BioTech (Basel). 2023 Dec 2;12(4):65. doi: 10.3390/biotech12040065.


Soil microbial fuel cells (SMFCs) are bioelectrical devices powered by the oxidation of organic and inorganic compounds due to microbial activity. Seven soils were randomly selected from Bergen Community College or areas nearby, located in the state of New Jersey, USA, were used to screen for the presence of electrogenic bacteria. SMFCs were incubated at 35-37 °C. Electricity generation and electrogenic bacteria were determined using an application developed for cellular phones. Of the seven samples, five generated electricity and enriched electrogenic bacteria. Average electrical output for the seven SMFCs was 155 microwatts with the start-up time ranging from 1 to 11 days. The highest output and electrogenic bacterial numbers were found with SMFC-B1 with 143 microwatts and 2.99 × 109 electrogenic bacteria after 15 days. Optimal electrical output and electrogenic bacterial numbers ranged from 1 to 21 days. Microbial DNA was extracted from the top and bottom of the anode of SMFC-B1 using the ZR Soil Microbe DNA MiniPrep Protocol followed by PCR amplification of 16S rRNA V3-V4 region. Next-generation sequencing of 16S rRNA genes generated an average of 58 k sequences.
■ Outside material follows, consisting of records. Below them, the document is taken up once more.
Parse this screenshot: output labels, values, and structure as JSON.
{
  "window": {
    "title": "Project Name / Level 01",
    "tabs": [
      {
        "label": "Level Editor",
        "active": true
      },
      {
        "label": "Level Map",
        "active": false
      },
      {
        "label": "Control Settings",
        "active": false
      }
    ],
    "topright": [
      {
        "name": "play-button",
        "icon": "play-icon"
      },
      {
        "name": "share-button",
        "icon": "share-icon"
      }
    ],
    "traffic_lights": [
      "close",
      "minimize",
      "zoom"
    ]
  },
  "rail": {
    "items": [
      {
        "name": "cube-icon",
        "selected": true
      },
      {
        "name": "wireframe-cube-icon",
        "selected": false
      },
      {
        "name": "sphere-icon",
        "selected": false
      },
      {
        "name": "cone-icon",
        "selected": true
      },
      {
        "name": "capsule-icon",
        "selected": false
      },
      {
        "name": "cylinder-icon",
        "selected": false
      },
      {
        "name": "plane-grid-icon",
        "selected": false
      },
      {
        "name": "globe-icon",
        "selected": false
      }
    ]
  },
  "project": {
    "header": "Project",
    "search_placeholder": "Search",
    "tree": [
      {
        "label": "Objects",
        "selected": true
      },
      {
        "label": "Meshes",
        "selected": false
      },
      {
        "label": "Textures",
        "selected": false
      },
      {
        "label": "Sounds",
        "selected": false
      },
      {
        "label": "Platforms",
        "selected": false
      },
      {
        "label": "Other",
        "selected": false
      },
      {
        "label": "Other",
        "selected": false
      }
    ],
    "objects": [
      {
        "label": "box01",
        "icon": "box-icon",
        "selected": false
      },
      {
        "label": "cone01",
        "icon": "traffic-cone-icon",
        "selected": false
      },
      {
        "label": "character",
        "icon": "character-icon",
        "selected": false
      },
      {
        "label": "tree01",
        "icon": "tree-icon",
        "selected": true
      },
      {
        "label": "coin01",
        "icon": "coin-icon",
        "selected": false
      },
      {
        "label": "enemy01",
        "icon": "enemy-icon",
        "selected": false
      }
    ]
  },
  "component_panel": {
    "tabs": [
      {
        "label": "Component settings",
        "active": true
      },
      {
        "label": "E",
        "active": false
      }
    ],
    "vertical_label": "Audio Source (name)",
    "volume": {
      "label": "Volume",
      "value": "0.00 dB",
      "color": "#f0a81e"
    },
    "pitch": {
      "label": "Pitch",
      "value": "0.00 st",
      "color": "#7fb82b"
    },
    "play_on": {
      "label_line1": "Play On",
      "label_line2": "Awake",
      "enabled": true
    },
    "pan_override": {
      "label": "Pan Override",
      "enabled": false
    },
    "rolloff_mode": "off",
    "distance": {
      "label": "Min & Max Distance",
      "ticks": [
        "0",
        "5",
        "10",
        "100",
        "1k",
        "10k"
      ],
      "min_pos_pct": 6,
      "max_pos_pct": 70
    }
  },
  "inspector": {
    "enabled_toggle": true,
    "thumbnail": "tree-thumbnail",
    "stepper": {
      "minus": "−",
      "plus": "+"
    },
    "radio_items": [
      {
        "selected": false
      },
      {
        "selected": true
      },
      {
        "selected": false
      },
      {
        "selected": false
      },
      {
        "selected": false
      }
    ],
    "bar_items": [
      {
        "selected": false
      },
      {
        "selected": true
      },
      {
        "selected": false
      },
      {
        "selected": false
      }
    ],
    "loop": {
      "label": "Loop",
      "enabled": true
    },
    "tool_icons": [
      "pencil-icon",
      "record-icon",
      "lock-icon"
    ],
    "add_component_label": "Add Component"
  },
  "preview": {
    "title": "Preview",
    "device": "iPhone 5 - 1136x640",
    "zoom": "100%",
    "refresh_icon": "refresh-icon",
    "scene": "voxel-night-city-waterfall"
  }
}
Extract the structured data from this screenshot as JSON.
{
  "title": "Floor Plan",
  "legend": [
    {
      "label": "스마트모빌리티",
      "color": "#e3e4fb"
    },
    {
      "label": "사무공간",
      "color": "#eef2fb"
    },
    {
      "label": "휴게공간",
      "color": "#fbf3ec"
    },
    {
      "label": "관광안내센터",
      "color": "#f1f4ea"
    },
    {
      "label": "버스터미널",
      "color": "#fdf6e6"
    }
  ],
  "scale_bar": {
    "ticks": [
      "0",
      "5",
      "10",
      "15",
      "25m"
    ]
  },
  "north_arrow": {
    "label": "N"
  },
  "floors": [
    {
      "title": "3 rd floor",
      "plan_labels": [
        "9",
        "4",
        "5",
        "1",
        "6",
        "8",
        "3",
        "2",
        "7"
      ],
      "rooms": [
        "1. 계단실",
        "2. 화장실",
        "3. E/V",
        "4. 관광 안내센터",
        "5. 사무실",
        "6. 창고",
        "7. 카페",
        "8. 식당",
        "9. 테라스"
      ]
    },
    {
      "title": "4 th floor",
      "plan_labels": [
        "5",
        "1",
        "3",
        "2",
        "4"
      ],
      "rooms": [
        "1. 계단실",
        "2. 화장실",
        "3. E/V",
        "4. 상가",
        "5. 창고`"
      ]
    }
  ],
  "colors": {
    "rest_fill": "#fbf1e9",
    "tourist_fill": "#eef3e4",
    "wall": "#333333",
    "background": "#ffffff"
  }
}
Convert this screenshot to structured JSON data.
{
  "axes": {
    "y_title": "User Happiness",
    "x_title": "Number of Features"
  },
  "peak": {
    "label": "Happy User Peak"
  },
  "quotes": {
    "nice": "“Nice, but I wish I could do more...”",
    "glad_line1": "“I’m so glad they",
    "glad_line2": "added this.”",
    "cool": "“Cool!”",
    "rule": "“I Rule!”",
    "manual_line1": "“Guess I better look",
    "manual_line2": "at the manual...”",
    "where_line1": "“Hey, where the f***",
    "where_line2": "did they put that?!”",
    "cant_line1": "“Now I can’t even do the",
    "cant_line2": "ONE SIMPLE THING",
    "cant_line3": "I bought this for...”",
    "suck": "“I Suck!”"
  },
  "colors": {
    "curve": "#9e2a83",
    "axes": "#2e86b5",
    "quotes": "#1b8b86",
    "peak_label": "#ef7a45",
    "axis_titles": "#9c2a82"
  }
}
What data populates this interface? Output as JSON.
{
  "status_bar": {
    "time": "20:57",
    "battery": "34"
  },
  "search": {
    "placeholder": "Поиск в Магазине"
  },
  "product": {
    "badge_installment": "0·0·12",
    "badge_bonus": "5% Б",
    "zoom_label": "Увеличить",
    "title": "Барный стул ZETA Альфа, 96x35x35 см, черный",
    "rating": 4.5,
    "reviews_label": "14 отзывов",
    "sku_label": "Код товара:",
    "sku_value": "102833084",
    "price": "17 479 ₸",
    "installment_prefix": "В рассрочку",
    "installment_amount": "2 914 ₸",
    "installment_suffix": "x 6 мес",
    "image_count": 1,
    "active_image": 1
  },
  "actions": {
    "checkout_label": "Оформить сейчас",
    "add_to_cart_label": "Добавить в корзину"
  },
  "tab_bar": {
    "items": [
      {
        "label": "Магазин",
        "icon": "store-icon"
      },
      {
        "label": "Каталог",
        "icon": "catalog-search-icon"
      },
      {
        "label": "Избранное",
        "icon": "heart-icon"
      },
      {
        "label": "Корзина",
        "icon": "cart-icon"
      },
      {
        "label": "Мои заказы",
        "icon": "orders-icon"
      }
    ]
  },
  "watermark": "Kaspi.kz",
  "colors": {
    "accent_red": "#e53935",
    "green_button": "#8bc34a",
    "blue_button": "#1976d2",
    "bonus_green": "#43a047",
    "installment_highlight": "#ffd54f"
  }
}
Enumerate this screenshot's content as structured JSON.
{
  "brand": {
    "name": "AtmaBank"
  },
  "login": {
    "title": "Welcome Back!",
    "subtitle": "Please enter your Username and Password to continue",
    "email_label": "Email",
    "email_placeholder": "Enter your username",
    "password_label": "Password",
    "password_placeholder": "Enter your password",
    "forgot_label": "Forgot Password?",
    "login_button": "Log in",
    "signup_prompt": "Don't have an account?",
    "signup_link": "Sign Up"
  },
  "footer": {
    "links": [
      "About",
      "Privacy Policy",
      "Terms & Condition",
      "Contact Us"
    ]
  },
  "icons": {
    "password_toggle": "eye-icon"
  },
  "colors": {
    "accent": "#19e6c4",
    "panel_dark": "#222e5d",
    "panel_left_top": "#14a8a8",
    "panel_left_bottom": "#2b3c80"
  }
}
BLAST analysis of the anode bacterial community in SMFC-B1 demonstrated that the predominant bacterial phylum was Bacillota of the class Clostridia (50%). However, bacteria belonging to the phylum Pseudomonadota (15%) such as Magnetospirillum sp. and Methylocaldum gracile were also part of the predominant electrogenic bacterial community in the anode. Unidentified uncultured bacteria accounted for 35% of the predominant bacterial community. Bioelectrical devices such as MFCs provide sustainable and clean alternatives to future applications for electricity generation, waste treatment, and biosensors.

Keywords: Bacillota; Pseudomonadota; electrogenic bacteria; soil microbial fuel cells.

Grants and funding

This research received no external funding.